Drawing from the two largest privately held collections of paintings and other works by world-renowned Disney artist Carl Barks, Geppi’s Entertainment Museum (GEM) in Baltimore will host the largest exhibit ever assembled of the late Disney creator’s compositions from Friday, July 17 to Tuesday, September 8, 2009.
A significant percentage of the master’s 125 oil-on-masonite paintings will be joined by preliminaries, studies, statues and comic book pages for this exclusive exhibit. GEM will also host a sale of Barks originals, lithographs, statues and Barks-themed items by Diamond International Galleries during this same period.
Among the pieces being exhibited are many on loan from the private collections of Kerby Confer and GEM founder Steve Geppi, widely regarded as the two most extensive representations of Carl Barks’ paintings and other works.
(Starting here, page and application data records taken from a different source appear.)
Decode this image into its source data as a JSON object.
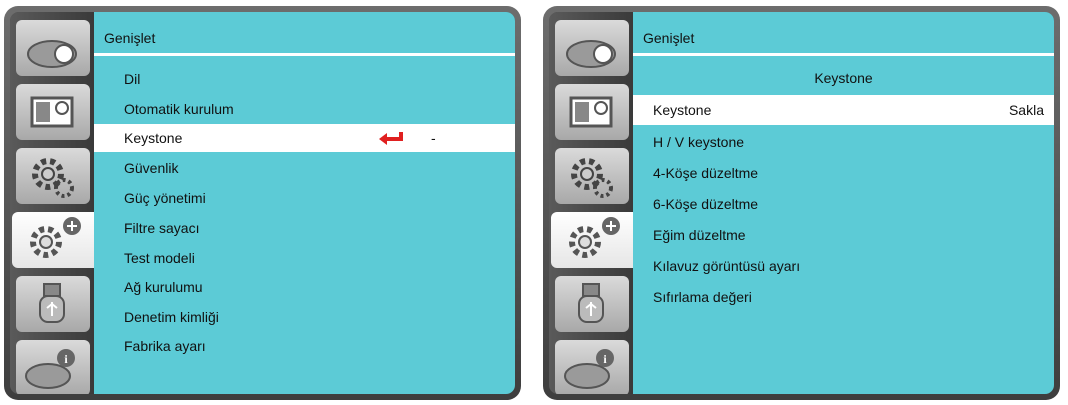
{
  "icons": [
    "projector-icon",
    "image-adjust-icon",
    "settings-gear-icon",
    "expand-settings-icon",
    "usb-icon",
    "info-icon"
  ],
  "left_panel": {
    "title": "Genişlet",
    "items": [
      {
        "label": "Dil"
      },
      {
        "label": "Otomatik kurulum"
      },
      {
        "label": "Keystone",
        "selected": true,
        "value": "-"
      },
      {
        "label": "Güvenlik"
      },
      {
        "label": "Güç yönetimi"
      },
      {
        "label": "Filtre sayacı"
      },
      {
        "label": "Test modeli"
      },
      {
        "label": "Ağ kurulumu"
      },
      {
        "label": "Denetim kimliği"
      },
      {
        "label": "Fabrika ayarı"
      }
    ]
  },
  "right_panel": {
    "title": "Genişlet",
    "subtitle": "Keystone",
    "items": [
      {
        "label": "Keystone",
        "value": "Sakla",
        "selected": true
      },
      {
        "label": "H / V keystone"
      },
      {
        "label": "4-Köşe düzeltme"
      },
      {
        "label": "6-Köşe düzeltme"
      },
      {
        "label": "Eğim düzeltme"
      },
      {
        "label": "Kılavuz görüntüsü ayarı"
      },
      {
        "label": "Sıfırlama değeri"
      }
    ]
  },
  "colors": {
    "menu_bg": "#5ccbd6",
    "selected_bg": "#ffffff",
    "enter_arrow": "#e02020"
  }
}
Before he retired from his comic book career in 1966 and turned to painting, Carl Barks had established himself with Disney fans the world over. He is remembered as a master storyteller, and is impact on storytelling in comic books – and not just Disney comics – is difficult to overstate.
While in most cases in the long history of Disney comic books, stories on the printed page has followed characters first seen on movie or television screens, his creations actually sprang from the comic book world before going onto the other mediums. His most famous creation is Uncle Scrooge McDuck, Donald Duck’s notoriously thrifty uncle. He also created the town of Duckburg and its residents such as Gladstone Gander, the Beagle Boys, Gyro Gearloose, and Magica De Spell, among many others.
His paintings are in many of the top collections in the world and have long brought six figures when offered for sale. Exhibits of his work have been staged in Europe and the United States, but this will be the first one encompassing so many of his originals.
Barks, who was born March 27, 1901 and passed way August 25, 2000, wasn’t just any comic book artist. After a relative brief stint as a Disney studio illustrator, he turned to comic books. Because his work appeared under Walt Disney’s byline (as did all Disney comic strip and comic book art in those days, at least in America), his fans only got to know him by his work…but know him they indeed did. Signed or not, they knew the work of the man they called “The Good Duck Artist” when they saw it.
His “retirement” kept him busy for more than 30 years, as he famously painted a series of highly sought-after paintings (oil on masonite was his typical medium). The pieces usually featured the familiar Disney characters, but even when they didn’t things were interesting. A master of lighting, colors and composition, Barks found new ways to push his understanding of art and never lost his own curiosity about it.
Additional details, including hotels offering discounted room rates, will be released soon.
With a special focus on comic characters, Geppi’s Entertainment Museum, 301 West Camden Street, Baltimore, MD 21201, is dedicated to showcasing the history of popular culture in the United States since 1776. Its walkthrough timeline offers a step-by-step tour through pop culture history, highlighting its inexorable link with general history and investigating how it has been marketed to children. GEM may be contacted by phone at (410) 625-7060 or online at www.geppismuseum.com.